Well, you might have heard us talking about the trading baskets at the CSA. Basically, if there’s something in your share that you don’t want, you can head over to the trading table and see what’s there. If you see something you like better, simply trade a full portion for a full portion (if you get three onions as part of your share, you must trade all three as a full portion — no splitting). The trading table starts with one portion of each item, and changes as the afternoon wears on.
It also turns out that farms will trade, too; we were the beneficiaries of that this week. Farmer Frank traded a bunch of Anaheim peppers for those Golden Delicious apples that we picked up. We really like getting fresh fruit.
This week, our CSA provided quite a number of items that we’d consider to be evocative of the southwest. It’s not too surprising, since the foods that grow well in the desert are generally those that most people think of when they think about southwestern food.
We’ll note especially that one of the items we picked up was nopales; this is the first time we’ve had them from the CSA with the spines still attached.
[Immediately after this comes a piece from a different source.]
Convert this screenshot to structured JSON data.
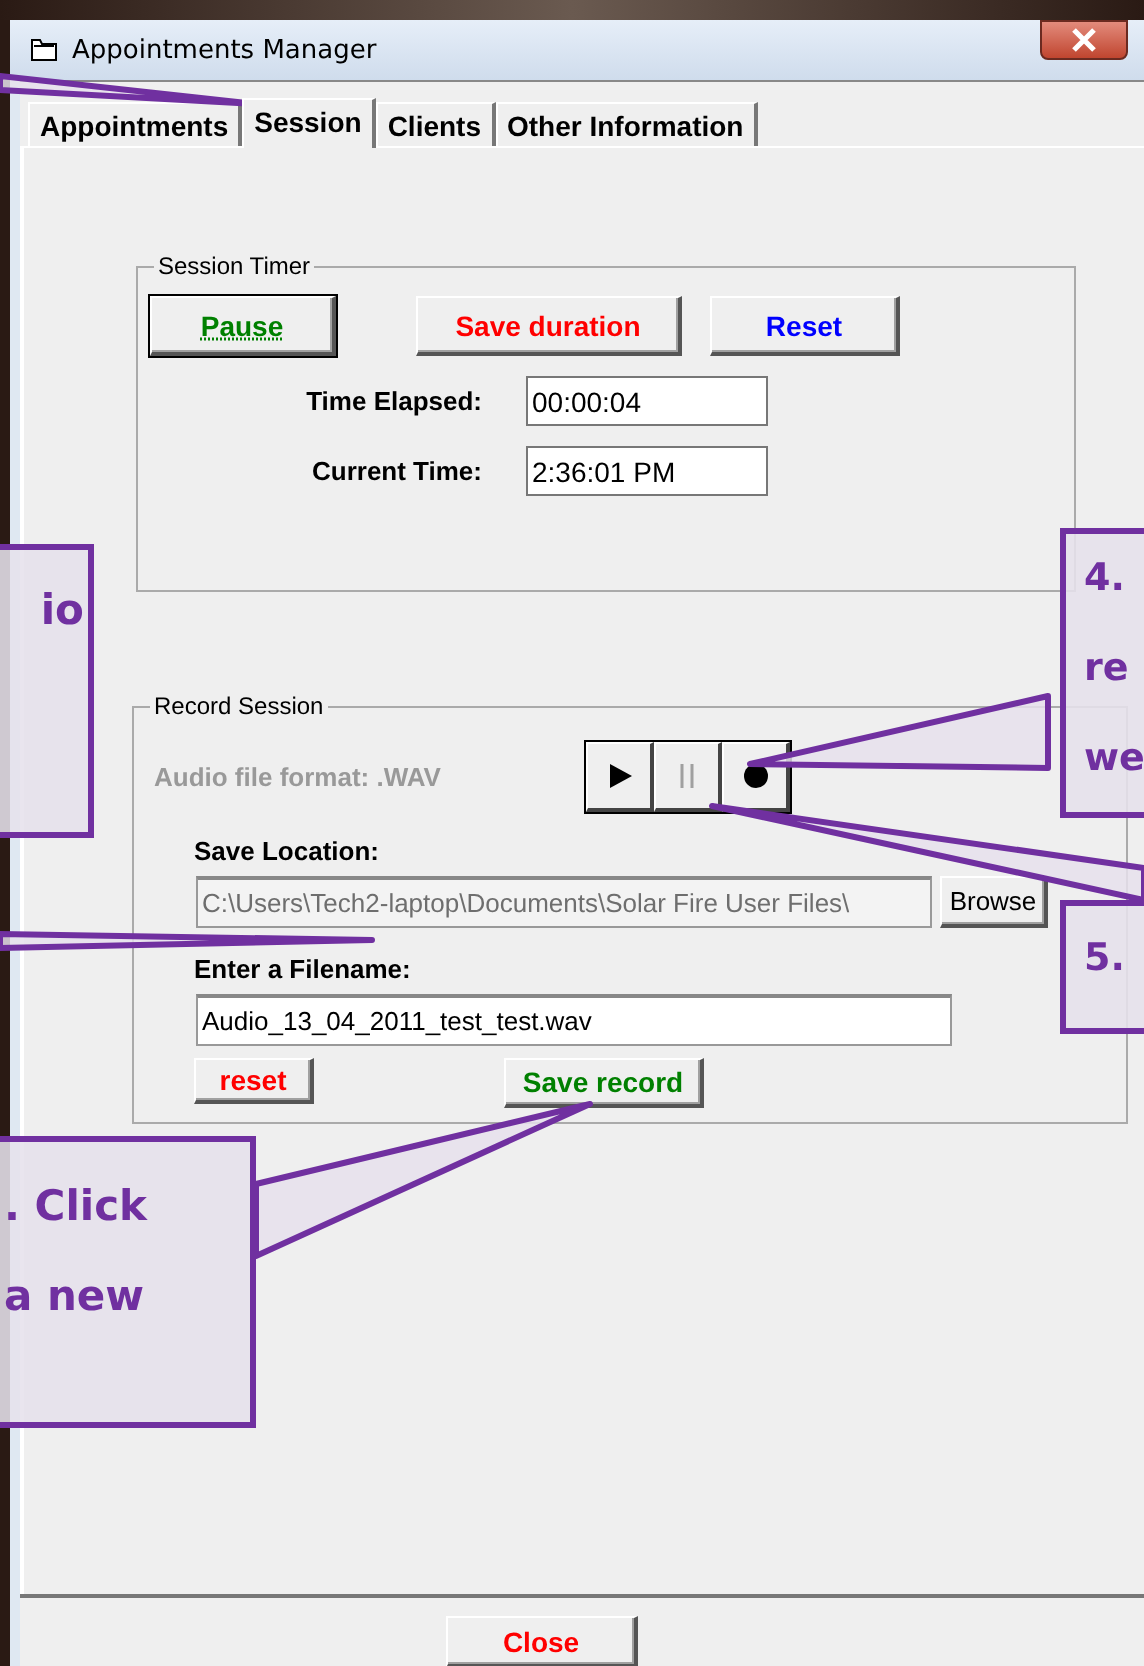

That seems to daunt some people, so tomorrow we’ll show you how to remove those spines safely, making your nopales eating adventure painless.
Wow! That is one huge melon. We knew we’d be getting a huge watermelon as we walked to the CSA pickup site. We saw several people struggling to carry away watermelons that seemed the size of a small child. But, we don’t mind; we love watermelon, plus we have plans for some of it in the near future: watermelon sorbet, but don’t tell anyone.
If you happen to know of a good use for amaranth greens, please let us know. We get them periodically in our weekly share, and we just haven’t found a good way to use them. We try and try, but amaranth greens are just bland and somewhat blah. The best we’ve come up with is to use them in a frittata, which is okay, but not great. While we’ve eaten the ones we picked up this week, we figure we’ll just make Greens Latkes the next time we bring them home.
Oh, and we’re not the only ones who have problems with them. Every trading basket at the CSA was full of amaranth greens, so, if you do suggest something, you might be helping out a lot of people.
A lot of times when tomatillos show up in the weekly share, we head over to the trading table, but not this time. Instead, this time, we decided to try an experiment with that tangy green fruit. Normally, we just can’t figure out a great way to use up tomatillos. We’ve tried salsas, such as Salsa Verde and Roasted Tomatilo Salsa, both of which are okay, but not great. Now, we have a new idea that we’ll probably present to you soon.
We also took home our amaranth (another share that we try to trade), in an attempt to find a good way to use what’s pretty much the only green we get during the summer.
This week’s share:
Sweet Corn (3 ears)
Glendale Gold Little Sweetie Onions (3)
Basil (1 large bag)
Red potatoes (1 basket)
Tomatillos (1 basket)
Amaranth greens (1 bunch)
Garlic (1 bag)
Sweet potatoes (4)
And, from the surplus basket, a nice bright yellow summer squash.
It’s been three weeks since we picked up produce at the CSA because of our most recent trip, so we’re excited to get such a great share this week. How can you go wrong with corn, okra, and watermelon? But, really, we should mention the onions, as they’re quite special. Sure, they might look like ordinary yellow onions, but these are an heirloom variety that, as far as we know, only our farmer grows. Farmer Frank calls these Glendale Gold Little Sweetie Onions and we’re lucky to get them!
We should’ve parked closer when we picked up our CSA share yesterday. Between that huge watermelon and the delicate tomatoes (not to mention the eggs from Josh’s Foraging Fowls), we had to take it easy heading back to the car. But, it’s worth it, because nothing says summer like a huge slice of ice-cold watermelon dripping down your chin as you eat it in the sweltering heat. It is summer.
This week’s share included:
Yellow Taxi tomatoes (4)
Sweet corn (4 ears)
Amaranth greens (1 bunch) — traded for more tomatoes